▶ [WORK TO COMPLETE]: With the images set aside, retype every record below character for character.

Interface dataset entries:
= = =

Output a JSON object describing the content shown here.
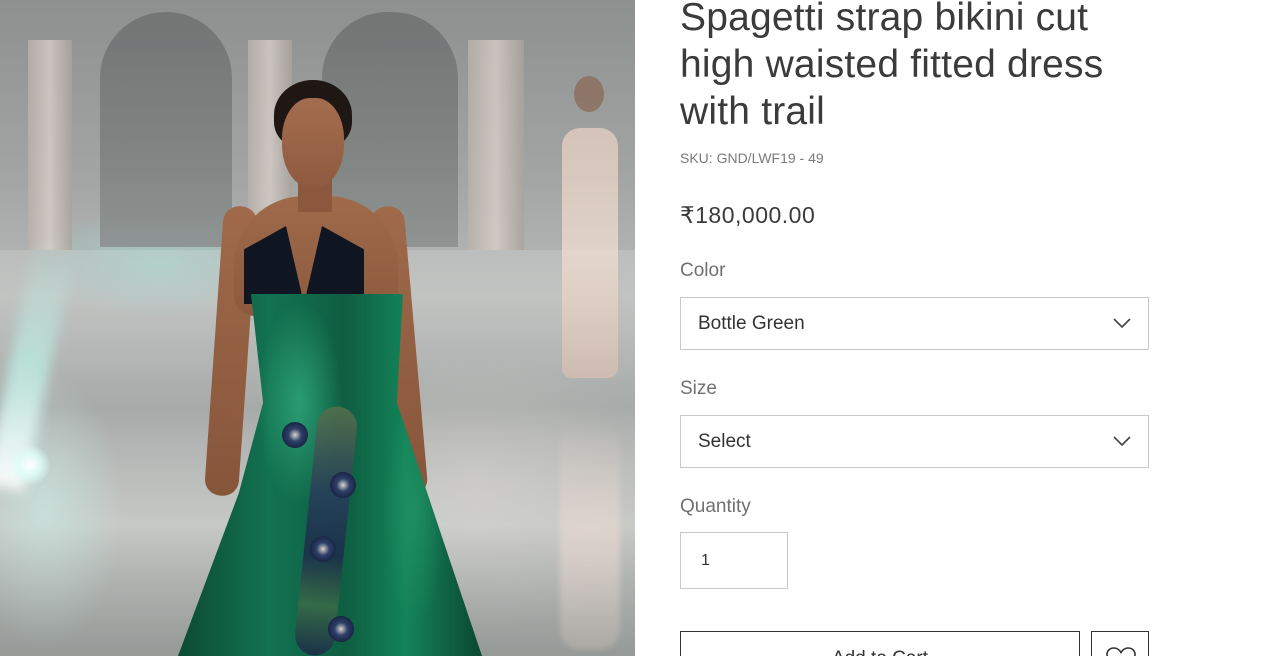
{
  "product": {
    "title": "Spagetti strap bikini cut high waisted fitted dress with trail",
    "sku": "SKU: GND/LWF19 - 49",
    "price": "₹180,000.00"
  },
  "options": {
    "color": {
      "label": "Color",
      "selected": "Bottle Green"
    },
    "size": {
      "label": "Size",
      "selected": "Select"
    },
    "quantity": {
      "label": "Quantity",
      "value": "1"
    }
  },
  "actions": {
    "add_to_cart_label": "Add to Cart"
  },
  "icons": {
    "dropdown": "chevron-down-icon",
    "wishlist": "heart-icon"
  },
  "colors": {
    "text": "#333333",
    "muted": "#7a7a7a",
    "border": "#c8c8c8",
    "dress": "#0f5e42"
  }
}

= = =

▶ [YOUR SOLUTION]:
Output a JSON object describing the content shown here.
{
  "product": {
    "title": "Spagetti strap bikini cut high waisted fitted dress with trail",
    "sku": "SKU: GND/LWF19 - 49",
    "price": "₹180,000.00"
  },
  "options": {
    "color": {
      "label": "Color",
      "selected": "Bottle Green"
    },
    "size": {
      "label": "Size",
      "selected": "Select"
    },
    "quantity": {
      "label": "Quantity",
      "value": "1"
    }
  },
  "actions": {
    "add_to_cart_label": "Add to Cart"
  },
  "icons": {
    "dropdown": "chevron-down-icon",
    "wishlist": "heart-icon"
  },
  "colors": {
    "text": "#333333",
    "muted": "#7a7a7a",
    "border": "#c8c8c8",
    "dress": "#0f5e42"
  }
}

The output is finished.